- Do you have a good relationship with your local grocer or storeman? Perhaps he has a quirky story to tell. Or has he had any unusual requests for produce? He must see hundreds of customers per week. These snippets can be turned into readers’ letters and pounds will soon be yours.
On the other hand, he may have amazing story about himself. Does he collect anything unusual? A ‘collect it’ magazine would be interested to hear from you. Or does he go to college to learn karate? Perhaps he is doing a self-defense class to help cope with intruders. This would make a great feature for a local paper/magazine and it could be reworked for a karate/self-defense magazine.
- You may only see your bank manager to discuss overdrafts and loans, but do they have any tips on budgeting, saving, making your money work and other financial help?
Finance magazines sometimes pay well for letters. Have you had a problem with your pension? Won’t your insurance company pay up? Turn it into a letter or article. Editors love this type of story.
- Going out for dinner? Why not write up a review and send it to a local magazine?
- Days out in the school holidays can be real money-spinners for newspapers and magazines. Add prices, whether there’s disabled access and places to eat and you’ve got an article to sell. Some travel magazines also like to feature local attractions. And why not produce a list of creative things to do to help keep the kids entertained and the mums and dads sane in the holidays? Glossy magazines, women’s magazines etc; there are plenty on the shelves, which would welcome this idea.
- Are you having some building work done at home? Perhaps a plumber is fixing a leak or a painter and decorator is doing some work. They will all have a tale or two to tell, which will be snapped up as a reader’s letter.
On the unfortunate side, work a tradesman has done for you may have gone wrong. A consumer/women’s magazine may be interested. As well as helping to fight your cause, they usually pay good money.
- Do you have acupuncture for health reasons? Would your therapist be willing to be interviewed? A health magazine would love to feature an article in the winter months on acupuncture and ways to beat the common cold. Words from an expert also add weight to your article.
Or do you see a Chiropractor for your back? Would your Chiropractor be willing to give advice on backs and self-help or new, innovative treatments? This would be ideal for a variety of publications, including women’s magazines, general interest and local magazines. Added with some research on back pain and you’re halfway to a sale.
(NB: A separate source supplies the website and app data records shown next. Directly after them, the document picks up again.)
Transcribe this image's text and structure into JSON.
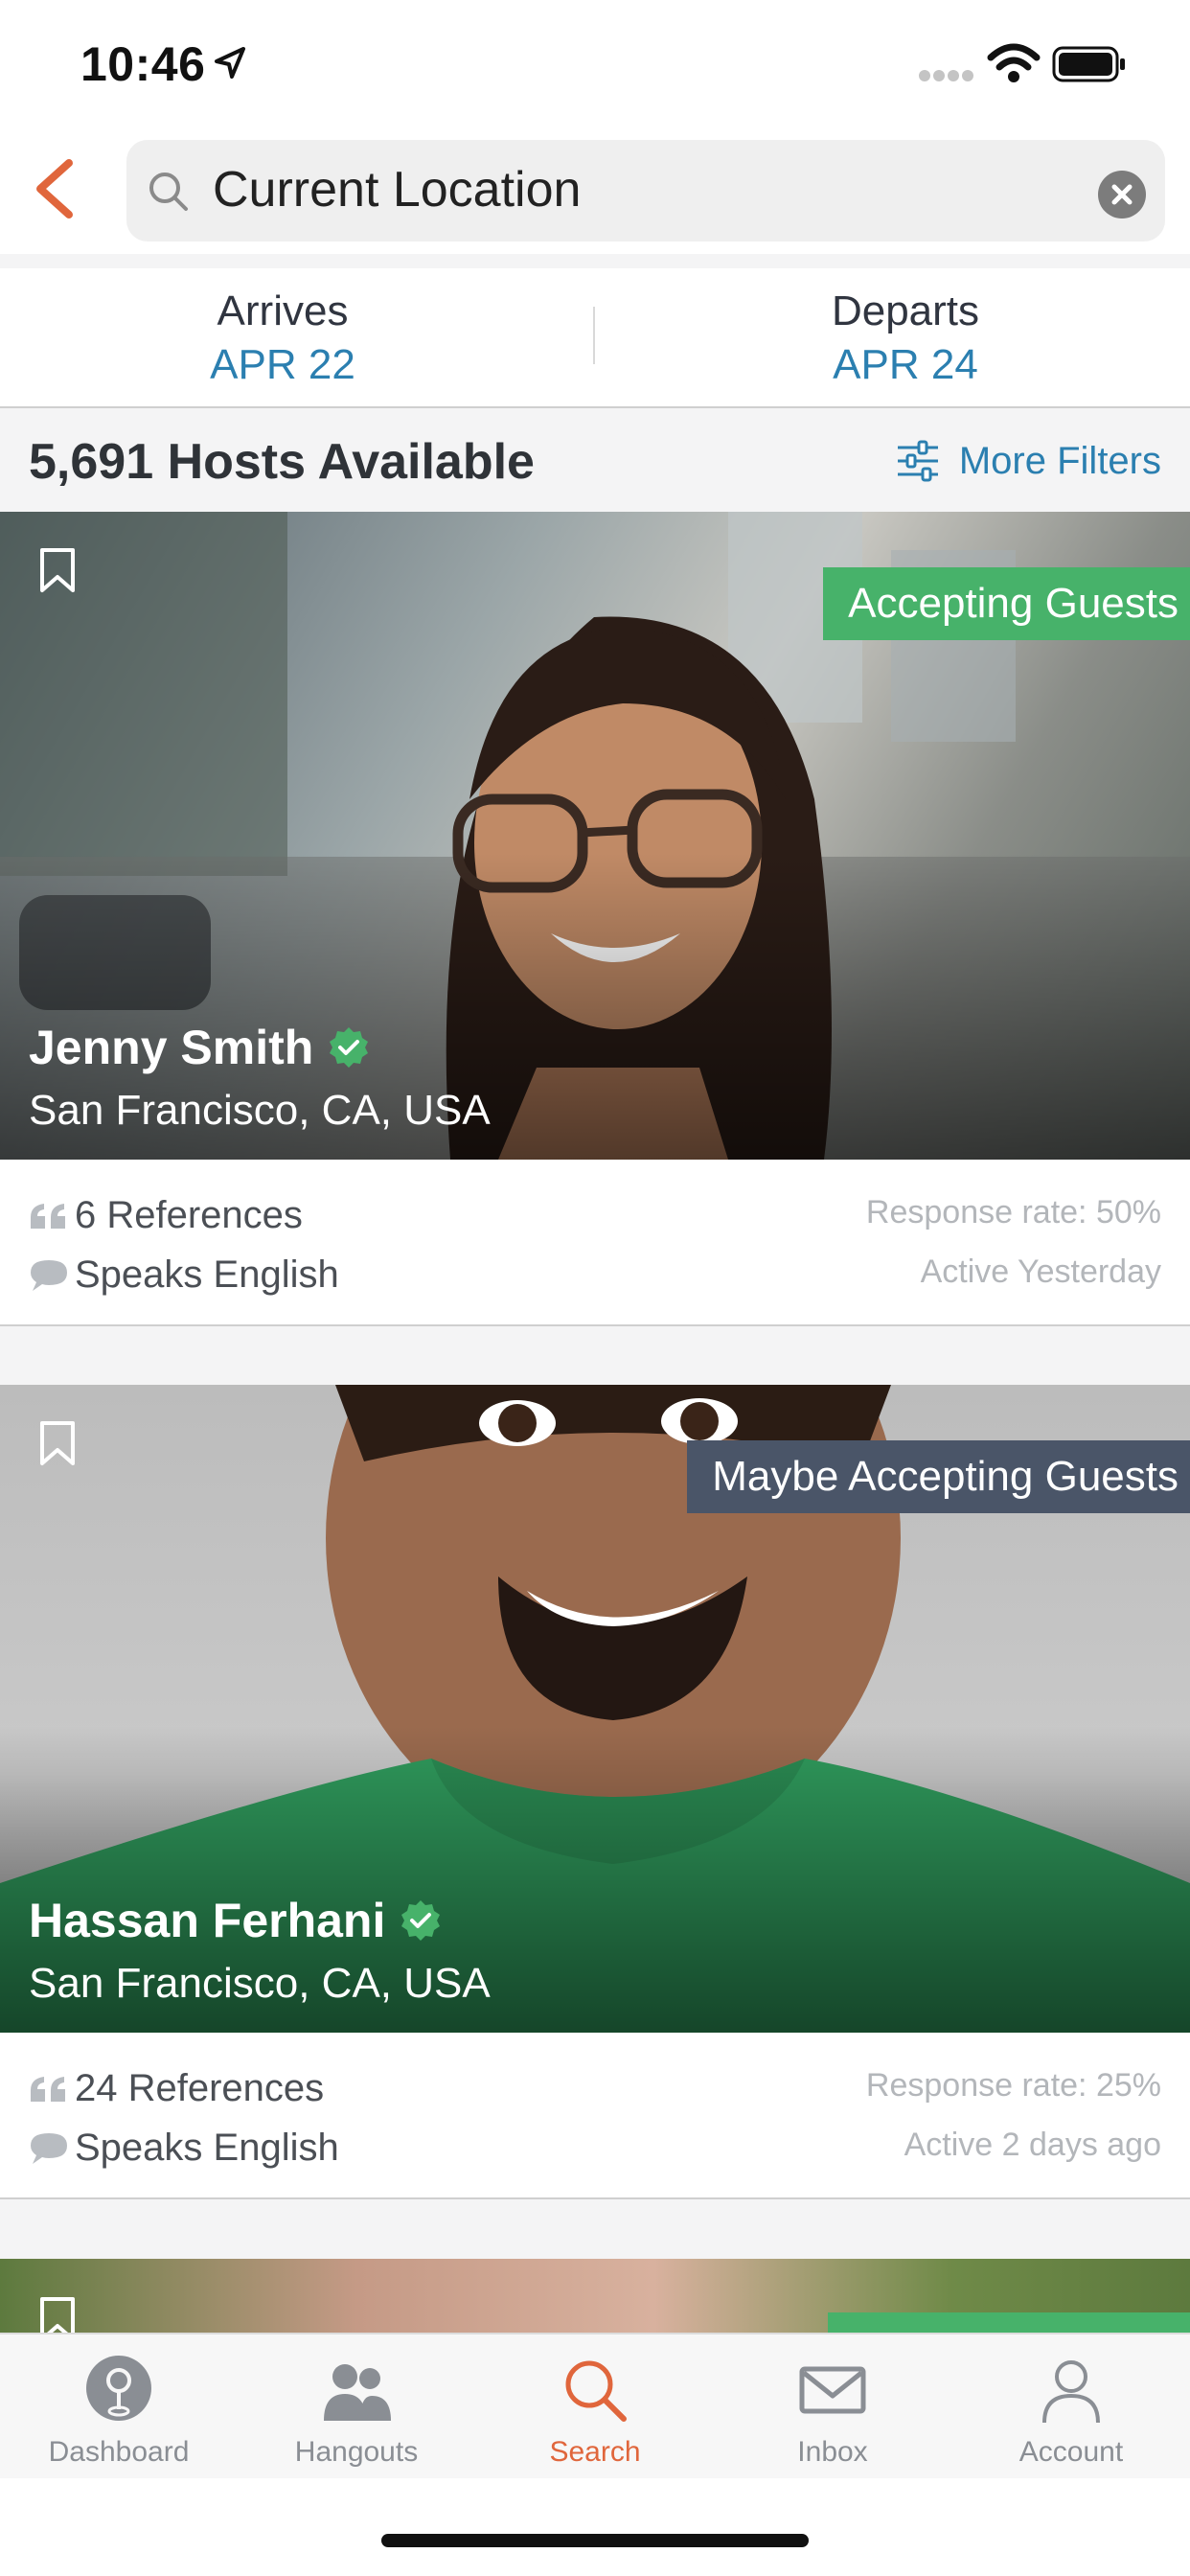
{
  "status_bar": {
    "time": "10:46"
  },
  "search": {
    "query": "Current Location"
  },
  "dates": {
    "arrives_label": "Arrives",
    "arrives_value": "APR 22",
    "departs_label": "Departs",
    "departs_value": "APR 24"
  },
  "summary": {
    "hosts_count": "5,691 Hosts Available",
    "filters_label": "More Filters"
  },
  "hosts": [
    {
      "name": "Jenny Smith",
      "location": "San Francisco, CA, USA",
      "status": "Accepting Guests",
      "references": "6 References",
      "languages": "Speaks English",
      "response_rate": "Response rate: 50%",
      "last_active": "Active Yesterday"
    },
    {
      "name": "Hassan Ferhani",
      "location": "San Francisco, CA, USA",
      "status": "Maybe Accepting Guests",
      "references": "24 References",
      "languages": "Speaks English",
      "response_rate": "Response rate: 25%",
      "last_active": "Active 2 days ago"
    }
  ],
  "tabs": [
    {
      "label": "Dashboard",
      "icon": "dashboard-pin-icon"
    },
    {
      "label": "Hangouts",
      "icon": "people-icon"
    },
    {
      "label": "Search",
      "icon": "search-icon",
      "active": true
    },
    {
      "label": "Inbox",
      "icon": "envelope-icon"
    },
    {
      "label": "Account",
      "icon": "person-icon"
    }
  ],
  "colors": {
    "accent": "#e0663c",
    "link": "#2b7fb0",
    "accepting": "#47b26a",
    "maybe": "#4a5568"
  }
}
If you’re having homeopathic treatments, reflexology, physiotherapy – on and on the list goes; think about a new stance on it. For example, homeopathy and pets. Do some research and interview your therapist. It’s interesting as well as providing a brilliant article.
- Are you going back to collage to gain a degree or further your education? What’s it like being a mature student? Do you have any tips on studying to share? General interest magazines, women’s magazines and specialist publications and student magazines would be interested in your article.
Or maybe you’re changing careers in your 30s, 40s or 50s. What’s it like? What sacrifices did you have to make? Business, local, general and women’s magazines would welcome your feature.
Buying a new car, choosing a school for the kids, your relationship with your neighbours, phobias, hints and tips you’ve found round the house; the brain storming just goes on. Hopefully these have helped spark a few ideas and maybe you’d like to add some of your own.